Start of PROVIDED DATA
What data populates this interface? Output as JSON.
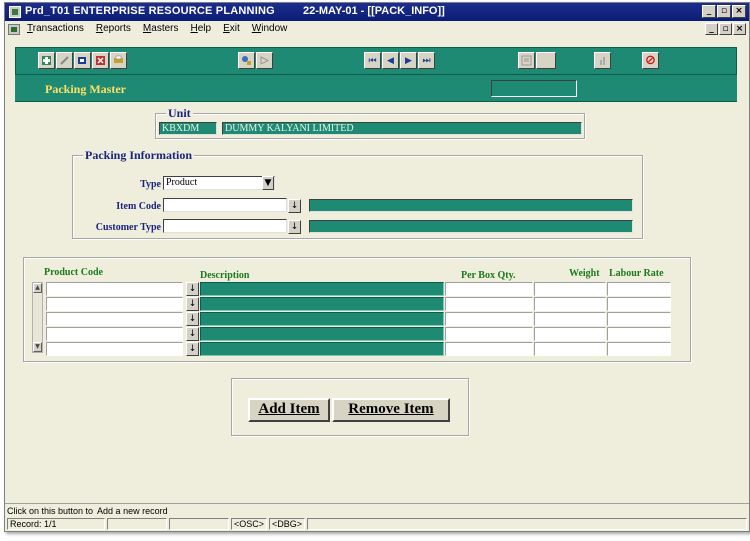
{
  "titlebar": {
    "title": "Prd_T01  ENTERPRISE RESOURCE PLANNING",
    "date_info": "22-MAY-01 - [[PACK_INFO]]",
    "minimize": "_",
    "restore": "▫",
    "close": "×"
  },
  "menubar": {
    "items": [
      {
        "underline": "T",
        "rest": "ransactions"
      },
      {
        "underline": "R",
        "rest": "eports"
      },
      {
        "underline": "M",
        "rest": "asters"
      },
      {
        "underline": "H",
        "rest": "elp"
      },
      {
        "underline": "E",
        "rest": "xit"
      },
      {
        "underline": "W",
        "rest": "indow"
      }
    ]
  },
  "toolbar": {
    "first": "⏮",
    "prev": "◀",
    "next": "▶",
    "last": "⏭",
    "cancel": "⊘"
  },
  "form": {
    "title": "Packing Master"
  },
  "unit": {
    "legend": "Unit",
    "code": "KBXDM",
    "name": "DUMMY KALYANI LIMITED"
  },
  "packing_info": {
    "legend": "Packing Information",
    "type_label": "Type",
    "type_value": "Product",
    "item_code_label": "Item Code",
    "item_code_value": "",
    "customer_type_label": "Customer Type",
    "customer_type_value": "",
    "dropdown_glyph": "▼",
    "lov_glyph": "↓"
  },
  "grid": {
    "columns": [
      "Product Code",
      "Description",
      "Per Box Qty.",
      "Weight",
      "Labour Rate"
    ],
    "row_count": 5
  },
  "actions": {
    "add_item": "Add Item",
    "remove_item": "Remove Item"
  },
  "status": {
    "hint_prefix": "Click on this button to",
    "hint_text": "Add a new record",
    "record": "Record: 1/1",
    "osc": "<OSC>",
    "dbg": "<DBG>"
  },
  "colors": {
    "teal": "#1e8a74",
    "title_blue": "#0b1c74",
    "label_navy": "#1a237e",
    "header_green": "#1b7a1b",
    "form_title_yellow": "#ffe066",
    "background": "#efeedd"
  }
}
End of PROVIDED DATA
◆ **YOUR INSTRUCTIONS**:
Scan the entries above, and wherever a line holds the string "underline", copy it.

◆ **ANSWER BOX**:
        "underline": "T",
        "underline": "R",
        "underline": "M",
        "underline": "H",
        "underline": "E",
        "underline": "W",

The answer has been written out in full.